Garden planning is always a highlight of spring for me. I have a gardening notebook where I lay out my plans, compare my notes to last year, decided when to try new things (peanuts this year!!). This is a good time to start planning your gardens as you can begin to start some seeds indoors and gathering your seeds and supplies so that you will be able to plant spring vegetables when the time is right.

The first step to any garden plan is selecting the right site. You will want a site that gets at least 6 hours of sunlight. If you are concerned about sun, try growing some shade friendly plants this year and measure the amount of sun you get. Don’t put your garden directly under a tree. Also look for areas with loose, well-drained soil and good drainage.

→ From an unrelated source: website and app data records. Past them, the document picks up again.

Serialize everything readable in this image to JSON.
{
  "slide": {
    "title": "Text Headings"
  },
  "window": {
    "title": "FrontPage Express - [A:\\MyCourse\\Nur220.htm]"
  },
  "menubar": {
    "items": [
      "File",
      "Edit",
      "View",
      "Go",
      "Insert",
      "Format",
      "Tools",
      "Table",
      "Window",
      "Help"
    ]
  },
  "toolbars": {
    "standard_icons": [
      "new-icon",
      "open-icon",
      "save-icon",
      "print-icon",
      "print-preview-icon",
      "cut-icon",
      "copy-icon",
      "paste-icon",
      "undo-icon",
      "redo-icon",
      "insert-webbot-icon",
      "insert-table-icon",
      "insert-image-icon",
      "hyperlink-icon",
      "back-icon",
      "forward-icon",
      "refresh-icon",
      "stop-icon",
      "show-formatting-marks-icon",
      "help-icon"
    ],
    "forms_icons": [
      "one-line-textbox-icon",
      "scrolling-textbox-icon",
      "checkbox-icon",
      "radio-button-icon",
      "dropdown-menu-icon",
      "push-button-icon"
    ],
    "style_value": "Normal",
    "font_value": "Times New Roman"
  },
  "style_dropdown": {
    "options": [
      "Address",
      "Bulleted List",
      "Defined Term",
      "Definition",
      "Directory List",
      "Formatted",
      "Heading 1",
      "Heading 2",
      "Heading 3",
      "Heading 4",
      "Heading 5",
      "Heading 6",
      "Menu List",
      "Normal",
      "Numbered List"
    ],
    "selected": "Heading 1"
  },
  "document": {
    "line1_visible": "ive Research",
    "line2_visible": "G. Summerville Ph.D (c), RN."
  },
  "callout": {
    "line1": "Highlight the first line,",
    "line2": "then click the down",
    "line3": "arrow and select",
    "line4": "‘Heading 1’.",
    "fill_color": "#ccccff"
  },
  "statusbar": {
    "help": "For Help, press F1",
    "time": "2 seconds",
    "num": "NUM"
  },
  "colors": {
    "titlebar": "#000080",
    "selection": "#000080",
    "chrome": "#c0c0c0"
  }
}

I recommend planting in raised beds. Raised beds provide many benefits for home gardening: increased soil compaction and drainage, creating a barrier to pests and slugs, reduced erosion, and easy access. If you’d like to learn more about raised bed gardening, check out our online workshop ‘Building and Planting in Raised Beds’. The workshop will be held on April 7th at 6:30 pm. It is $10.00 per e-mail to attend. Register here: tinyurl.com/y3nb6v97.

Next, determine your garden size. Even a small garden can have big yields if it is well-planned. If it is your first time gardening, start small and work your way up as your gardening skills improve. Don’t have a yard? Try container gardening. There are many plants that do very well in containers. I had an expansive container garden on my back balcony before I moved into my house.

Then, decide what to plant. Things to consider: how much space you have, expected yield, nutritional value, and of course, what you like to eat. However, it’s always a fun challenge to try to grow something new. I tried ground cherries last year. I only had two plants and it seemed like every day I was gathering hundreds of ground cherries. It was a fun experiment, but I realized I really prefer them as a once in a while treat rather than every day snack.

After you’ve decided what to plant, you’ll want to lay out your garden. If using containers, do you have the right size? If using a raised bed, try the square foot gardening method. Keep in mind where the sun is and plant taller crops on the north and west sides of your gardens so they don’t shade shorter plants. It’s helpful to lay out your garden plan on some graph paper before you “dig in”.

Also, consider the timing of planting. In Binghamton, NY, we are in zone 5B. While it might be tempting to start panting on the first warm day of spring, it is too early. Get to know your zone and when to start or direct sow your plants for best results.

For more resources visit: https://gardening.cals.cornell.edu/.